Deconstructing the myth -- Part 3, the entire cholesterol theory of heart disease
I have addressed the cholesterol myth in other newsletters and don't
need to repeat the arguments here, other than to summarize the key
The evidence that connects cholesterol to heart disease is contradictory at best.
Cholesterol is present in both arteries and veins, and yet veins don't
harden and clog up -- only arteries. If cholesterol is the problem, why
Statin drugs do lower cholesterol levels, but they don't add one
single day to your life unless you've had a previous heart attack.
Again, if cholesterol is the problem, why not? As it stands, this runs
totally counter to the theory of cholesterol induced heart disease.
Niacin too lowers LDL cholesterol and raises HDL cholesterol, but it
also does not seem to extend your life by one single day -- again
running counter to the theory of cholesterol induced heart disease.
Keep in mind, the cholesterol theory of heart disease is called into
question, not just by me, but by many in the medical community. There is
no evidence that forcing cholesterol levels down using drugs adds one
single day to your life…unless you've had a previous heart attack.
Statin drugs have serious side effects -- including liver damage. And
keep in mind, the liver is the organ in your body that actually
regulates cholesterol levels in your body. How smart can it be to take a
drug to regulates cholesterol by further damaging the organ responsible
for regulating cholesterol in the first place?
So, what do we make of this? What connects all the pieces together -- that explains why statin drugs "work" but don't "help"?
In fact, it appears inflammation is the thread that ties everything
together. Inflammation damages the walls of the arteries -- but not the
veins -- forcing the body to "repair" the damage using
cholesterol-based, cement-like plaque to patch over the problem areas.
Over time, with continued inflammation and continued repairs, the
patches start thickening, hardening, and narrowing the arteries. Statin
drugs work, then, not because they lower cholesterol, but because they
reduce arterial inflammation. As it turns out, statin drugs suppress
T-cell activation and inhibit the release of inflammatory cytokines that

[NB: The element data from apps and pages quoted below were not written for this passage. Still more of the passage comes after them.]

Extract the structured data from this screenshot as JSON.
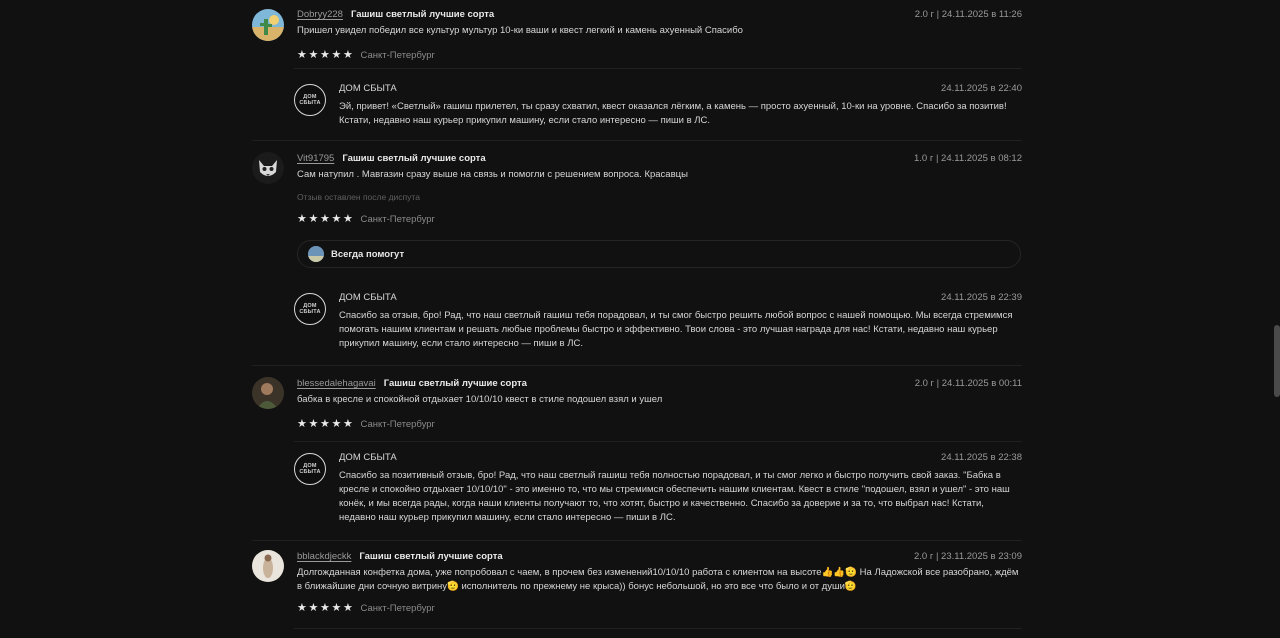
{
  "shop": {
    "name": "ДОМ СБЫТА",
    "logo_line1": "ДОМ",
    "logo_line2": "СБЫТА"
  },
  "reviews": [
    {
      "username": "Dobryy228",
      "product": "Гашиш светлый лучшие сорта",
      "meta": "2.0 г | 24.11.2025 в 11:26",
      "text": "Пришел увидел победил все культур мультур 10-ки ваши и квест легкий и камень ахуенный Спасибо",
      "city": "Санкт-Петербург",
      "rating": 5,
      "reply": {
        "date": "24.11.2025 в 22:40",
        "text": "Эй, привет! «Светлый» гашиш прилетел, ты сразу схватил, квест оказался лёгким, а камень — просто ахуенный, 10-ки на уровне. Спасибо за позитив! Кстати, недавно наш курьер прикупил машину, если стало интересно — пиши в ЛС."
      }
    },
    {
      "username": "Vit91795",
      "product": "Гашиш светлый лучшие сорта",
      "meta": "1.0 г | 24.11.2025 в 08:12",
      "text": "Сам натупил . Мавгазин сразу выше на связь и помогли с решением вопроса. Красавцы",
      "note": "Отзыв оставлен после диспута",
      "city": "Санкт-Петербург",
      "rating": 5,
      "pill": "Всегда помогут",
      "reply": {
        "date": "24.11.2025 в 22:39",
        "text": "Спасибо за отзыв, бро! Рад, что наш светлый гашиш тебя порадовал, и ты смог быстро решить любой вопрос с нашей помощью. Мы всегда стремимся помогать нашим клиентам и решать любые проблемы быстро и эффективно. Твои слова - это лучшая награда для нас! Кстати, недавно наш курьер прикупил машину, если стало интересно — пиши в ЛС."
      }
    },
    {
      "username": "blessedalehagavai",
      "product": "Гашиш светлый лучшие сорта",
      "meta": "2.0 г | 24.11.2025 в 00:11",
      "text": "бабка в кресле и спокойной отдыхает 10/10/10 квест в стиле подошел взял и ушел",
      "city": "Санкт-Петербург",
      "rating": 5,
      "reply": {
        "date": "24.11.2025 в 22:38",
        "text": "Спасибо за позитивный отзыв, бро! Рад, что наш светлый гашиш тебя полностью порадовал, и ты смог легко и быстро получить свой заказ. \"Бабка в кресле и спокойно отдыхает 10/10/10\" - это именно то, что мы стремимся обеспечить нашим клиентам. Квест в стиле \"подошел, взял и ушел\" - это наш конёк, и мы всегда рады, когда наши клиенты получают то, что хотят, быстро и качественно. Спасибо за доверие и за то, что выбрал нас! Кстати, недавно наш курьер прикупил машину, если стало интересно — пиши в ЛС."
      }
    },
    {
      "username": "bblackdjeckk",
      "product": "Гашиш светлый лучшие сорта",
      "meta": "2.0 г | 23.11.2025 в 23:09",
      "text": "Долгожданная конфетка дома, уже попробовал с чаем, в прочем без изменений10/10/10 работа с клиентом на высоте👍👍🫡 На Ладожской все разобрано, ждём в ближайшие дни сочную витрину🫡 исполнитель по прежнему не крыса)) бонус небольшой, но это все что было и от души🫡",
      "city": "Санкт-Петербург",
      "rating": 5
    }
  ],
  "icons": {
    "star": "star-icon",
    "scrollbar": "scrollbar-thumb"
  }
}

are critical mediators of the inflammation response. 10,11,12
Statin drugs also help lower C-reactive protein levels -- a known
inflammation marker and independent risk factor in the development of

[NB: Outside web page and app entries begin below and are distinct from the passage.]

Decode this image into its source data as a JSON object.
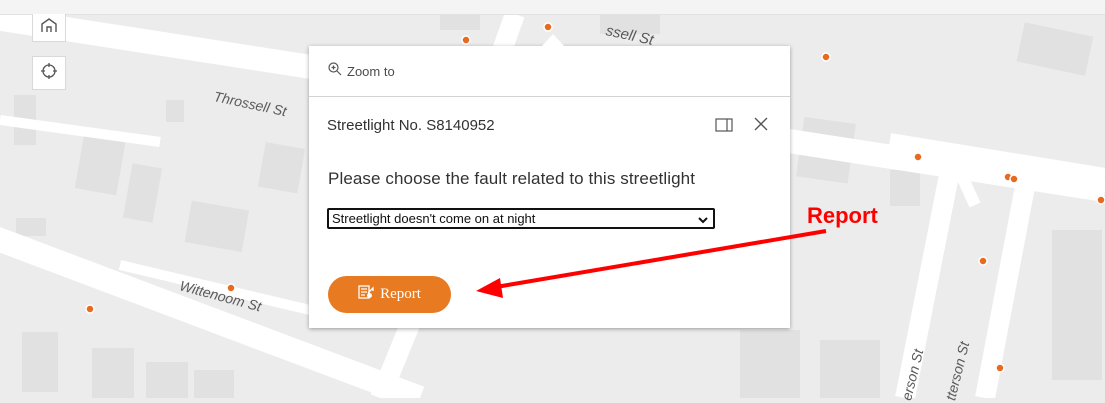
{
  "map": {
    "colors": {
      "background": "#ececec",
      "road": "#ffffff",
      "building": "#e1e1e1",
      "poi": "#e86a1f"
    },
    "street_labels": {
      "throssell_top": "ssell St",
      "throssell": "Throssell St",
      "wittenoom": "Wittenoom St",
      "anderson_a": "erson St",
      "anderson_b": "tterson St"
    },
    "controls": {
      "home_icon": "home-icon",
      "locate_icon": "locate-icon"
    }
  },
  "popup": {
    "zoom_to_label": "Zoom to",
    "title": "Streetlight No. S8140952",
    "question": "Please choose the fault related to this streetlight",
    "fault_select": {
      "selected_value": "Streetlight doesn't come on at night"
    },
    "report_button_label": "Report",
    "colors": {
      "report_button": "#e87a22"
    }
  },
  "annotation": {
    "label": "Report",
    "color": "#ff0000"
  }
}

ischemic stroke -- again, entirely separate from their effect on serum
In the end, cholesterol is blamed, not because it actually harms you,
but because, as a key component of arterial plaque, it is found at the
scene of the crime.
Which brings us to the final question of the day. Why would you want
to use pharmaceutical drugs (statins), whose primary effect (lowering
cholesterol), looks to be of virtually no benefit in preventing death
from heart disease, merely to cash in on its secondary benefit (coronary
inflammation reduction), when other options for reducing inflammation
exist that are far more effective…and far safer? Specifically, I'm
speaking of proteolytic enzymes.